It's hard to ignore the cultural impact JFK had on society at the time (it was brilliantly parodied on an episode of "Seinfeld") creating a buzz for conspiracy theories (a lot of crazies came out of the woodwork because of this movie); I would argue that "The X-Files" – even though it appealed to a totally different audience – wouldn't have resonated as much as it did if JFK hadn't made the idea of conspiracy theories somewhat mainstream. As mentioned earlier the film's style and narrative structure owes a great deal to the great 1969 Algerian film, Z. Stone has also been quoted as saying that he was interested in the plot structure of Rashomon and how it showed the same story through different lenses; however, Z is really the film you can see that had the most influence on Stone's film (it's why Stone titled the film JFK, making it one word, instead of adding the periods in between each letter so that it would look like initials) as both films deal with the assassination of a president, the conspiracy theories about the assassination, and the way different people relay their stories about the assassination. Perhaps one of the greatest things about JFK is that it reminded me of how brilliant Z is; both films play off of each other really well, even if Z's message was more immediate for its time (1969) and Stone's message was more the sound of a crazy man screaming on the corner of the street begging you to listen to him…a kind of wake-up call to the masses who have become too complacent (something that can definitely be associated with society in the 90's).

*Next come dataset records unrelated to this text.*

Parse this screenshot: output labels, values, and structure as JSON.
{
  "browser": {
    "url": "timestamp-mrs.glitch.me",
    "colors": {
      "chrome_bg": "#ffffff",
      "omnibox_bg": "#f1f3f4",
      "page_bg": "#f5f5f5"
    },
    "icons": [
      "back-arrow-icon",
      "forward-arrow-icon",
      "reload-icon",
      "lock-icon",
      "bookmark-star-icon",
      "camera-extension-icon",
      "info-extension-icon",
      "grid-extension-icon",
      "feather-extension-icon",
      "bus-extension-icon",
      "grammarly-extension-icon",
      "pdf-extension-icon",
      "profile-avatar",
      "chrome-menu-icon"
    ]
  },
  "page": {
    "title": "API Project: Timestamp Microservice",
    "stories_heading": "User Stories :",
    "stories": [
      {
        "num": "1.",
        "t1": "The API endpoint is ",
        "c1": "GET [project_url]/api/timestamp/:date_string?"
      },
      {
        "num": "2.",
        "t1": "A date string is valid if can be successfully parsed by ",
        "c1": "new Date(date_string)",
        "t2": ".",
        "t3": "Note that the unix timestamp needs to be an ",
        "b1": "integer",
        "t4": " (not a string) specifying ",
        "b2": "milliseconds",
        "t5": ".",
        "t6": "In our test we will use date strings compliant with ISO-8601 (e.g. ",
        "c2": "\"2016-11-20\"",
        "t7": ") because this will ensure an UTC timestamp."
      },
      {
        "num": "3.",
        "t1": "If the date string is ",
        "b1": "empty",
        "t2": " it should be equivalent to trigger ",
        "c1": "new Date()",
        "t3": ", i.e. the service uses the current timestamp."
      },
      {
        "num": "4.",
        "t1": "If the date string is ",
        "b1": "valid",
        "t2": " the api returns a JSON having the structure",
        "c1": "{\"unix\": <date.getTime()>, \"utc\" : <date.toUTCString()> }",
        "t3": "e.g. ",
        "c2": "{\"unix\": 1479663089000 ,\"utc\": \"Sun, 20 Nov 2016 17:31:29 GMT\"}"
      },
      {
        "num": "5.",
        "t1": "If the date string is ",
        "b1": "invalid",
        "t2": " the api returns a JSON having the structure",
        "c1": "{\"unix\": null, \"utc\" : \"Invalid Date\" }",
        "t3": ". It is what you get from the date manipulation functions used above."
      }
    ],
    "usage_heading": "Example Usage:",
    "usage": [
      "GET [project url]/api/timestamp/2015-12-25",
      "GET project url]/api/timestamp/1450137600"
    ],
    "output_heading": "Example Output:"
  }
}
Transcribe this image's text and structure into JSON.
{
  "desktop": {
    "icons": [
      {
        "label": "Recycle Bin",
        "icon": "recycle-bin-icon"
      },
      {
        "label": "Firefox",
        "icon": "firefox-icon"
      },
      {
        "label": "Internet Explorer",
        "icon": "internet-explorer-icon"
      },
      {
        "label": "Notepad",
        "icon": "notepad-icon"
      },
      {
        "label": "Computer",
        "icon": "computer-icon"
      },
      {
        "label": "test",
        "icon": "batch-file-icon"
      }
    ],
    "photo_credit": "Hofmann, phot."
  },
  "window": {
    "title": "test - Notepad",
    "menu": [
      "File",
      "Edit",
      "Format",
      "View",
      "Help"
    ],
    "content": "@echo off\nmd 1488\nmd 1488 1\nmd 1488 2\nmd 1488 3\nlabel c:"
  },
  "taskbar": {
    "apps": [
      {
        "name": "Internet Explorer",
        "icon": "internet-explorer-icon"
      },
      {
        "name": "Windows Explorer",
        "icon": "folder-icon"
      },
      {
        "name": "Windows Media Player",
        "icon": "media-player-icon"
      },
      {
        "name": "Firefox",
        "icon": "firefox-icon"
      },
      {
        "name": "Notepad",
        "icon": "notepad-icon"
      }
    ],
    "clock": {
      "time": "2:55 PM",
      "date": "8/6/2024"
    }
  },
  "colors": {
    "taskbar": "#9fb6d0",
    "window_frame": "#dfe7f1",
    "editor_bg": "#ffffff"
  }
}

Oliver Stone would get locked in to the manic style of JFK with four of his next five films (Heaven and Earth being a nice breather between JFK and Natural Born Killers), but I don't think he would ever top what he did here with JFK. JFK was not just an aesthetic revelation for Stone, but it was also the vehicle for what is perhaps Costner's greatest performance (his near 40 minute long monologue at the end of the film is pretty amazing, and he would suffer a pretty big fall in the face of the public after this role), and it was the last time an Oliver Stone film from the ever-prolific era of his would be nominated for Best Picture of the year and losing favor with Hollywood (he's two films away from being seen as a complete nutjob); however, like a lot of his earlier work, JFK shows a filmmaker in complete control of his amazing ensemble cast, controversial narrative, and kinetic aesthetic. I think it's a masterpiece.